dc.description.abstractElectric transport such as a light rail transit (LRT) system and private electric vehicles (EV) are power intensive systems and are likely to add significant pressure on the electricity distribution network, especially during peak times. This study estimates the impact of both private EVs and a public LRT system on the local distribution network using Christchurch, New Zealand as a case study. The number of plug‐in EV in Christchurch in 2010 is insignificant (R. Hay, personal communications, October 20, 2010). To evaluate the impact of a future EV fleet, an analysis of the current light hybrid vehicles location in Christchurch highlighted that future EV owners will not be evenly distributed across the city. For instance, one out of 30 local power substations may have to supply 14% of Christchurch electric cars. If users charged their cars after their final daily commute, which often coincides with peak electricity, substations such as the one in Fendalton would reach their full capacity if EVs represent more than 3.5% of the Christchurch private light vehicle fleet (7700 EVs in Christchurch). However, implementing demand side management (DSM) would allow a higher EV uptake (up to 11.4%). While Christchurch does not currently have a LRT system, a light rail network has been modelled to identify which local distribution substations would supply the line in Christchurch. The Fendalton zone substation would be one of the main power supply substations and was found to have enough spare capacity in 2010 to provide the additional power demand. Despite regenerative breaking systems and smart management to reduce the maximum power demand of a LRT system, forecasts show that an LRT introduction would require earlier infrastructure upgrade (2015 instead of 2019 in business as usual) to keep up with growing demand. A comparative analysis shows that the maximum power demand from an EV fleet is six times higher than maximum demand from a LRT system on a similar number of passenger kilometres per day basis. However, DSM options would allow shifting all EV fleet demand off peak time whereas although LRT demand can be reduced, it would still contribute to peak load. Therefore, the LRT would have a great impact on the local distribution network than an EV fleet.en
dc.format.extent1-58en
dc.language.isoenen
dc.publisherLincoln Universityen
dc.subjectChristchurchen
dc.subjectNew Zealanden
dc.subjectelectric vehiclesen
dc.subjectlight railen
dc.subjectlocal electricity distibutionen
dc.subjectpeak timeen
dc.subjectpower demanden
dc.subjectdemand side managementen
dc.titleElectric transportation and the impact on local electricity management: a case study of electric public and private transport in Christchurch, New Zealand.en
dc.typeThesis
thesis.degree.grantorLincoln Universityen
thesis.degree.levelMastersen
thesis.degree.nameMaster of Applied Scienceen
lu.contributor.unitLincoln Universityen
lu.contributor.unitFaculty of Agriculture and Life Sciencesen
lu.contributor.unitPest-Management and Conservationen
dc.rights.accessRightsDigital thesis can be viewed by current staff and students of Lincoln University only. Print copy available for reading in Lincoln University Library. May be available through inter-library loan.en
pubs.organisational-group/LU
pubs.organisational-group/LU/Agriculture and Life Sciences
pubs.organisational-group/LU/Agriculture and Life Sciences/ECOL
pubs.publication-statusPublisheden
dc.publisher.placeChristchurchen

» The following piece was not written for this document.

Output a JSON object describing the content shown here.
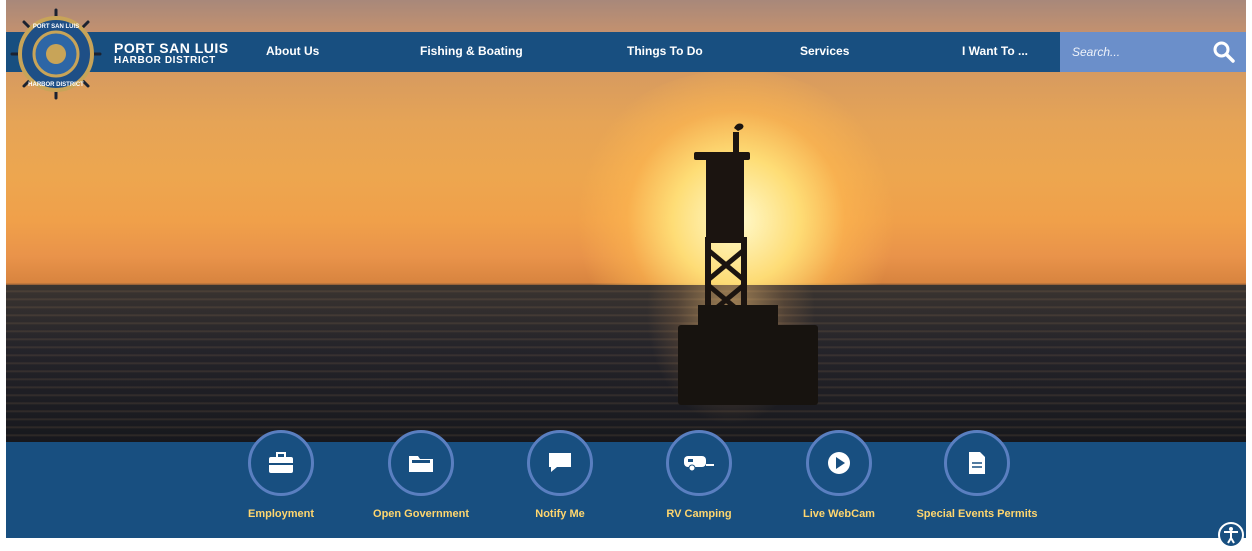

Files in this item

Default Thumbnail

This item appears in the following Collection(s)

Show simple item record